I am 28. White. A Female. And a former Peace Corps Volunteer. I am HIV Positive. This is my story of how a few months, a few people, and a few events in Zambia changed me and my life forever. This is the story of how I contracted HIV and brought my Peace Corps Journey to a crashing halt... and how I am working now to pick up and put back together the pieces of my life as a newly diagnosed person living with HIV. This was not the journey I had originally planned... my path has traumatically and dramatically changed... but it is the one I am on now. There is no going back. There is only forward. I welcome you to follow along with me as I attempt to explore this new life ahead of me, whether you are someone from the Peace Corps community, or someone living with HIV. I welcome your comments, questions, suggestions, and opinions. Let us go forward together. To start from the beginning, click here He Gave Me More Than A Bracelet.

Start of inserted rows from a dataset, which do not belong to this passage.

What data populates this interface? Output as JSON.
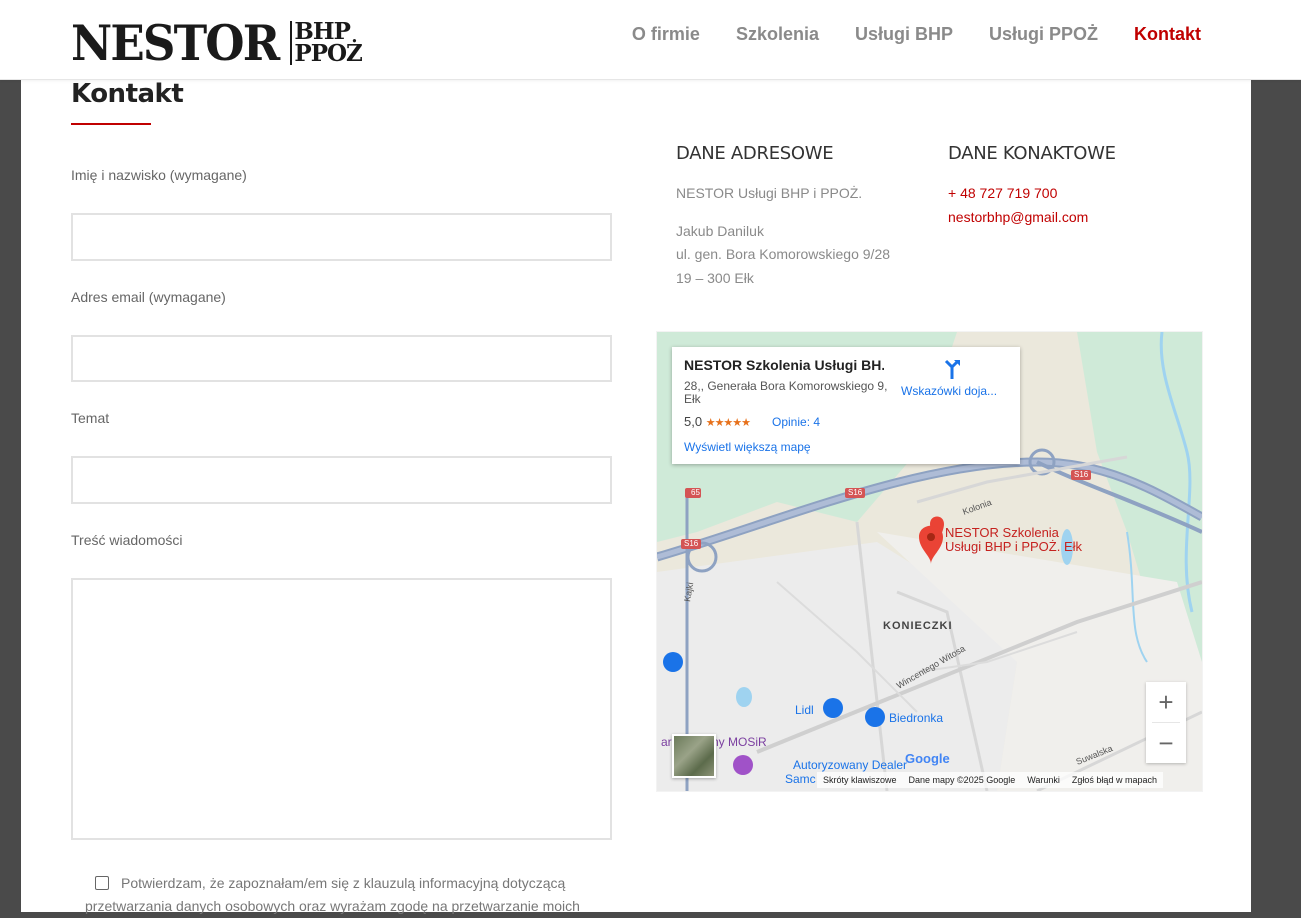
{
  "header": {
    "logo": {
      "main": "NESTOR",
      "line1": "BHP",
      "line2": "PPOŻ"
    },
    "nav": [
      {
        "label": "O firmie",
        "active": false
      },
      {
        "label": "Szkolenia",
        "active": false
      },
      {
        "label": "Usługi BHP",
        "active": false
      },
      {
        "label": "Usługi PPOŻ",
        "active": false
      },
      {
        "label": "Kontakt",
        "active": true
      }
    ]
  },
  "page": {
    "title": "Kontakt"
  },
  "form": {
    "name_label": "Imię i nazwisko (wymagane)",
    "email_label": "Adres email (wymagane)",
    "subject_label": "Temat",
    "message_label": "Treść wiadomości",
    "name_value": "",
    "email_value": "",
    "subject_value": "",
    "message_value": "",
    "consent_text": "Potwierdzam, że zapoznałam/em się z klauzulą informacyjną dotyczącą przetwarzania danych osobowych oraz wyrażam zgodę na przetwarzanie moich",
    "consent_checked": false
  },
  "address": {
    "heading": "DANE ADRESOWE",
    "company": "NESTOR Usługi BHP i PPOŻ.",
    "person": "Jakub Daniluk",
    "street": "ul. gen. Bora Komorowskiego 9/28",
    "city": "19 – 300 Ełk"
  },
  "contact": {
    "heading": "DANE KONAKTOWE",
    "phone": "+ 48 727 719 700",
    "email": "nestorbhp@gmail.com"
  },
  "map": {
    "card": {
      "name": "NESTOR Szkolenia Usługi BH...",
      "address": "28,, Generała Bora Komorowskiego 9, Ełk",
      "rating": "5,0",
      "stars": "★★★★★",
      "reviews": "Opinie: 4",
      "bigger_map": "Wyświetl większą mapę",
      "directions": "Wskazówki doja..."
    },
    "marker_label_1": "NESTOR Szkolenia",
    "marker_label_2": "Usługi BHP i PPOŻ. Ełk",
    "labels": {
      "district": "KONIECZKI",
      "kolonia": "Kolonia",
      "kajki": "Kajki",
      "witosa": "Wincentego Witosa",
      "suwalska": "Suwalska",
      "lidl": "Lidl",
      "biedronka": "Biedronka",
      "mosir": "ny MOSiR",
      "mosir_prefix": "ar",
      "dealer": "Autoryzowany Dealer",
      "samo": "Samc",
      "road_s16": "S16",
      "road_65": "65",
      "google": "Google"
    },
    "zoom_in": "+",
    "zoom_out": "−",
    "footer": {
      "shortcuts": "Skróty klawiszowe",
      "data": "Dane mapy ©2025 Google",
      "terms": "Warunki",
      "report": "Zgłoś błąd w mapach"
    },
    "colors": {
      "marker": "#ea4335",
      "link": "#1a73e8",
      "road": "#8ea2c2",
      "water": "#9fd3f0"
    }
  }
}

Sunday, February 26, 2012

My Trip to Florida

As mentioned in a previous post, I made a trip down to Florida for a few days. This was my first time to return back to my home state in over a year. To be honest, I got a little emotional on the plane ride down. It brought me right back to my most recent plane rides- home from Africa and home from DC. Just being in an airport and on a plane again brought tears to my eyes, making me remember those first days and weeks of diagnosis.

 Tuesday night brought more emotions, as I received hugs from my Peace Corps Recruiter, as well as good college friends. We sat down in a crowded auditorium to hear Director Williams speak. He started by asking those of us who have served as volunteers to stand. Yep, more tears in my eyes. At various time during his speech, the emotions welled back up. Its such an awkward and unsettling feeling- to somewhat feel like a volunteer and somewhat not… to feel like you are a part of this group, but at the same time to feel that something so huge has set you and your experience so far apart… to hear people say “Peace Corps changes your life forever” and to laugh at the irony of how it has changed my life forever.
 After the speech, I had the opportunity to meet Director Williams (even though I was nervous and dreading it). I shook his hand and said “Hi. I’m your newest medical separee”. He said, “Oh, I’m sorry. What happened?” I hesitated, and all I could manage to say was one word “HIV”.  Yeah, I’d say he was a bit surprised to say the least. He gave me a hug and asked how I was doing and whether Peace Corps was taking care of me. I said, “I’m doing okay. And yes, they are trying”. That’s all I could manage. Me and my mom were both crying by that time.

The next night was my big night, my time to meet and speak to a group of future and returned volunteers. It was a small group, about 17 of us. I went through my story and answered questions. It was a good casual event, and I hope that it helped those who were there. Thanks Amy, for having me come down!

1 comment:

  1. Hey! You're awesome and I'm glad I got to finally meet you the other night in Gainesvegas :) Keep on keepin' on - it's all we can do to get through our medical mishaps!